My artistic story starts about eight years ago when a spinal operation left me with physical challenges. I had been dancing off and on before then, but after surgery, the thought of dancing on a “professional” level was near impossible. It was not until I went to Wellesley College, majored in Biology, and sailed across the Atlantic that I felt that I could do anything I set my mind to, including dance again. The journey in relearning to dance was especially difficult. I could not find any spaces that knew how to teach adults with disabilities, so often I was in children’s classes, it was a frustrating and uncomfortable experience that there weren’t opportunities available to me but I stayed the course.
After graduating I moved to Maine and immersed myself in the struggling artist world. I bartended, joined an artist union, and attended the Bates Dance Festival. It was there that I started choreographing and incorporating the walker I often use into dance. I created a piece called Abilities there that really propelled me into developing myself as a choreographer in the inclusive dance space. I returned to the Boston area to attend the BU Questrom School of Business with the drive to create more inclusive pieces.
It was a dream to start a dance company in the next twenty years once I built up my resume within other companies. However, I quickly found that other companies I auditioned for would not develop and allow me to perform on a professional level due to my physical limitations. I even discussed with the director of one company my limitations and inquired if there was one choreographer among the many there that would modify to meet my requirements. She kept repeating that this was a professional company. I was angered by that interaction. I decided that if there was not an institution for me and run by people like me then I would create it. Abilities Dance -Boston was born.

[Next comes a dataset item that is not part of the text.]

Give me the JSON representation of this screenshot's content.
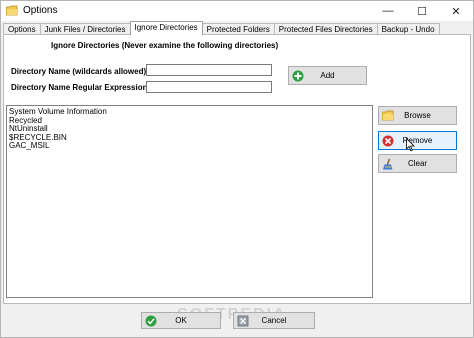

I developed myself quickly as a choreographer and CEO in the span of months before our very first show. I had friends in my master’s program to help walk me through the business side and others for moral support as I quickly created a presence for the company. Since that show a year ago, I have grown so much as a director and an artist. I have been amazed at the folks of all different abilities that come into the space that I get to create amazing work. I am continually challenged by them and myself to create powerful pieces that focus on their abilities and not their disabilities.
We’d love to hear more about your art. What do you do you do and why and what do you hope others will take away from your work?
I am a dancer and choreographer. I create pieces about themes in the universal human experience such as struggling to grasp the concept of religion and a higher entity and the complexities of romantic partnerships. I produce pieces that challenge myself as a choreographer and dancer as well as my dancers physically (safely) and artistically. The idea is that mixed abilities dancers are telling these stories because these experiences are universal to all humans, those with and without disabilities. It’s powerful to tell these stories that show the audience we struggle and celebrate the same things that you do, maybe differently at times, but we are still struggling and celebrating.
People should know that I put every bit of myself into the stories that I tell as a choreographer. I work hard to put every bit of myself as a mover on stage in order to engage the audience and promote deeper conversations of inclusion for folks with disabilities and how that intersects with race, gender, and sexuality.
I create the work because I need to as an artist. I hope that my work can not only entertain but inspire others to value inclusion and create work and spaces for themselves if it’s not available to them like I have with my art and Abilities,
Do current events, local or global, affect your work and what you are focused on?
I don’t think the role of artists have changed, but focuses have definitely shifted. I think with current events there is much more emphasis in making statements then just purely entertaining. With grant funding being cut to support work and identities of dancers (like race and gender) being challenged by our president and a more elevated intolerant society, artists are strongly influenced to fight against these unjust times in their art.
I am constantly affected by my environment and the events around me as an artist and a human. Often times I am not sure how to react or fight against those events. However, through using my art as a platform to raise awareness to these issues, I feel that I am protesting in my own way and doing my part towards resolutions.
Do you have any events or exhibitions coming up? Where would one go to see more of your work? How can people support you and your artwork?
People can check out our website: www.abilitiesdanceboston.org and social media pages: Facebook and Instagram @abilitiesdanceboston . They can come to our upcoming show: Next Level June 2 & 3 https://www.eventbrite.com/e/next-level-by-abilities-dance-tickets-44086300311. We need all the support for our first two-day Abilities produced show. Continue to come to our performances, engage us in conversation, and support our mission of increasing inclusion in dance.
- Website: www.abilitiesdanceboston.org
- Phone: 781-465-4032
- Email: firstname.lastname@example.org
- Instagram: abilitiesdanceboston
- Facebook: abilitiesdanceboston
Image of me in underwear with walker: Jennifer Thomas
Image with colored background: Eric Levin
Image with walker and red skirt: Kyle Davi
Image with two dancers: Russell Haydn